To fully appreciate the spectacular sound of double drumming in CLEAR LIGHT, play this record at high volume.

Clear Light - Electra Records
All right, I've played this record loud a handful of times. In fact I'm playing it now as I write this to get into the groove, I can hear the dogs howling outside. But I have to say, I'm not getting the spectacular sound of double drumming. What I do get is a pretty decent psychedelic record from 1967 that pretty much went nowhere when it was released. I'm sure that Electra had ideas of having Clear Light ride the success of their other little combo at the time, The Doors. Hell, the kids really dig that new sound, and here we've got a handful of guys that look like a rock band, so let's sign 'em up, boys!

Members of the band listed on this record are: Cliff De Young - lead vocal, Bob Seal - guitar, Ralph Schuckett - organ, piano and celeste, Douglas Lubahn - bass guitar, Dallas Taylor - drums, Michael Ney - drums & percussion. And to round out the credits we have Robbie Robison - guru and Lee Housekeeper - seer and overseer. Produced by Paul A. Rothchild.

As for the music, it's a pretty fair example of rock and psyche blend. Sometimes it feels like the band is having an identity crises, which might explain why this is their one and only offering as Clear Light. Afterwards members of the band all went on to more successful ventures. Now, almost 50 years later, record nerds like me find their one and only album in plastic wraps stocked among assorted duds and nuggets in downtown record stores. I've seen copies of it a few times since picking up mine. I would imagine the prices asked for it are far more than the guys in Clear Light would have dreamed of. Actually, I didn't pay all that much; $9.99 plus tax; a good deal for a nice clean playing record. You can see a little wear on the edge of the cover, but I'm not complaining.

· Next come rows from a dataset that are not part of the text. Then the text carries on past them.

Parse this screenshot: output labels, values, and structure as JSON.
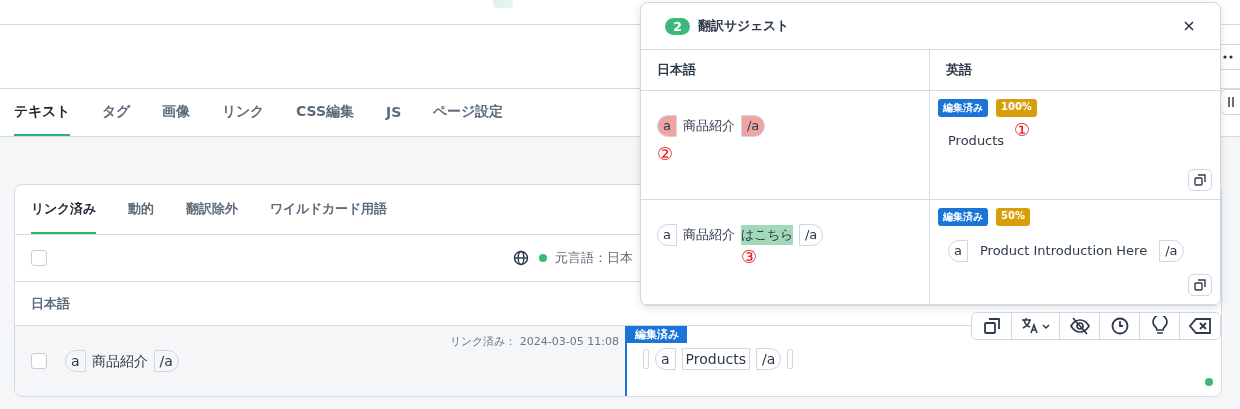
{
  "main_tabs": [
    {
      "label": "テキスト",
      "selected": true
    },
    {
      "label": "タグ",
      "selected": false
    },
    {
      "label": "画像",
      "selected": false
    },
    {
      "label": "リンク",
      "selected": false
    },
    {
      "label": "CSS編集",
      "selected": false
    },
    {
      "label": "JS",
      "selected": false
    },
    {
      "label": "ページ設定",
      "selected": false
    }
  ],
  "card": {
    "tabs": [
      {
        "label": "リンク済み",
        "selected": true
      },
      {
        "label": "動的",
        "selected": false
      },
      {
        "label": "翻訳除外",
        "selected": false
      },
      {
        "label": "ワイルドカード用語",
        "selected": false
      }
    ],
    "select_all": {
      "checked": false
    },
    "source_language": "元言語：日本",
    "columns": [
      "日本語"
    ],
    "rows": [
      {
        "checked": false,
        "linked_at": "リンク済み： 2024-03-05 11:08",
        "status": "編集済み",
        "source": [
          {
            "kind": "open",
            "text": "a"
          },
          {
            "kind": "text",
            "text": "商品紹介"
          },
          {
            "kind": "close",
            "text": "/a"
          }
        ],
        "target": [
          {
            "kind": "empty"
          },
          {
            "kind": "open",
            "text": "a"
          },
          {
            "kind": "boxed",
            "text": "Products"
          },
          {
            "kind": "close",
            "text": "/a"
          },
          {
            "kind": "empty"
          }
        ]
      }
    ]
  },
  "suggest_popup": {
    "count": "2",
    "title": "翻訳サジェスト",
    "columns": [
      "日本語",
      "英語"
    ],
    "rows": [
      {
        "source_note": "②",
        "target_note": "①",
        "badges": [
          {
            "text": "編集済み",
            "kind": "edited"
          },
          {
            "text": "100%",
            "kind": "match"
          }
        ],
        "source": [
          {
            "kind": "open",
            "text": "a",
            "removed": true,
            "added": false
          },
          {
            "kind": "text",
            "text": "商品紹介",
            "removed": false,
            "added": false
          },
          {
            "kind": "close",
            "text": "/a",
            "removed": true,
            "added": false
          }
        ],
        "target": [
          {
            "kind": "text",
            "text": "Products",
            "removed": false,
            "added": false
          }
        ]
      },
      {
        "source_note": "③",
        "badges": [
          {
            "text": "編集済み",
            "kind": "edited"
          },
          {
            "text": "50%",
            "kind": "match"
          }
        ],
        "source": [
          {
            "kind": "open",
            "text": "a",
            "removed": false,
            "added": false
          },
          {
            "kind": "text",
            "text": "商品紹介",
            "removed": false,
            "added": false
          },
          {
            "kind": "text",
            "text": "はこちら",
            "removed": false,
            "added": true
          },
          {
            "kind": "close",
            "text": "/a",
            "removed": false,
            "added": false
          }
        ],
        "target": [
          {
            "kind": "open",
            "text": "a",
            "removed": false,
            "added": false
          },
          {
            "kind": "text",
            "text": "Product Introduction Here",
            "removed": false,
            "added": false
          },
          {
            "kind": "close",
            "text": "/a",
            "removed": false,
            "added": false
          }
        ]
      }
    ]
  }
}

I think it's also been released on CD, so you might see it there in your jaunts downtown.

I still don't get the need for two drummers though...